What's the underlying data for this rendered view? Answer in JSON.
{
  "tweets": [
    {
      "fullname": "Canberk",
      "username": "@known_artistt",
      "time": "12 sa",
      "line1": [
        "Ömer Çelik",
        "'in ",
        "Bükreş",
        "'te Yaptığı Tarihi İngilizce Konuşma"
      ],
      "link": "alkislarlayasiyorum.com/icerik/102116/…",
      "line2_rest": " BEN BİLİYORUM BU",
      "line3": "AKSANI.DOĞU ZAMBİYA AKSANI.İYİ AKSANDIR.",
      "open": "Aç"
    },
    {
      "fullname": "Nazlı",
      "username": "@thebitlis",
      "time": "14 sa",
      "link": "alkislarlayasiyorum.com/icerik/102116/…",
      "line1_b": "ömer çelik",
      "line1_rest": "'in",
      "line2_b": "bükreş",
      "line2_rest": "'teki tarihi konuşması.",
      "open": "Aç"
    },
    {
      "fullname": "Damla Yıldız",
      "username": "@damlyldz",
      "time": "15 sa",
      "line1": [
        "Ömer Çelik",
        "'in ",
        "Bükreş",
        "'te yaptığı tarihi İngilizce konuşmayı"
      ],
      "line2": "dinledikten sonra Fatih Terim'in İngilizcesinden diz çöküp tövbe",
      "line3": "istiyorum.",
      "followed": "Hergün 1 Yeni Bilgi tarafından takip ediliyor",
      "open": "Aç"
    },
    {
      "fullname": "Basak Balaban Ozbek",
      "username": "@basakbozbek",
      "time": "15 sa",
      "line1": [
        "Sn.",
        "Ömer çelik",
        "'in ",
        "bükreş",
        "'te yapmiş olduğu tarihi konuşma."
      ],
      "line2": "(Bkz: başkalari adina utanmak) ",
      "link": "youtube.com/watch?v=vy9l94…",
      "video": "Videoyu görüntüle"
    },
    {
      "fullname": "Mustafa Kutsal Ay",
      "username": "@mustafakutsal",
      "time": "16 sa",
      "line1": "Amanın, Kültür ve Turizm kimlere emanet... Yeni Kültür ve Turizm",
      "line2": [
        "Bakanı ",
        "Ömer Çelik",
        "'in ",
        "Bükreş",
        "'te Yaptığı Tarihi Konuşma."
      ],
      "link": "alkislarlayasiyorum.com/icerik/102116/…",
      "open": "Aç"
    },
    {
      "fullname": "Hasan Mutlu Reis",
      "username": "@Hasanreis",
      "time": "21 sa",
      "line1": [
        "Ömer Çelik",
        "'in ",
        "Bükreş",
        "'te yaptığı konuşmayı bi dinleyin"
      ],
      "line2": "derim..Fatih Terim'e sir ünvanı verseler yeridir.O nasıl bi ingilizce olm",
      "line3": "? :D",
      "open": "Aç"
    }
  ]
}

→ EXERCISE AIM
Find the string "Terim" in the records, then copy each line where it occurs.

→ ANSWER
      "line2": "dinledikten sonra Fatih Terim'in İngilizcesinden diz çöküp tövbe",
      "line2": "derim..Fatih Terim'e sir ünvanı verseler yeridir.O nasıl bi ingilizce olm",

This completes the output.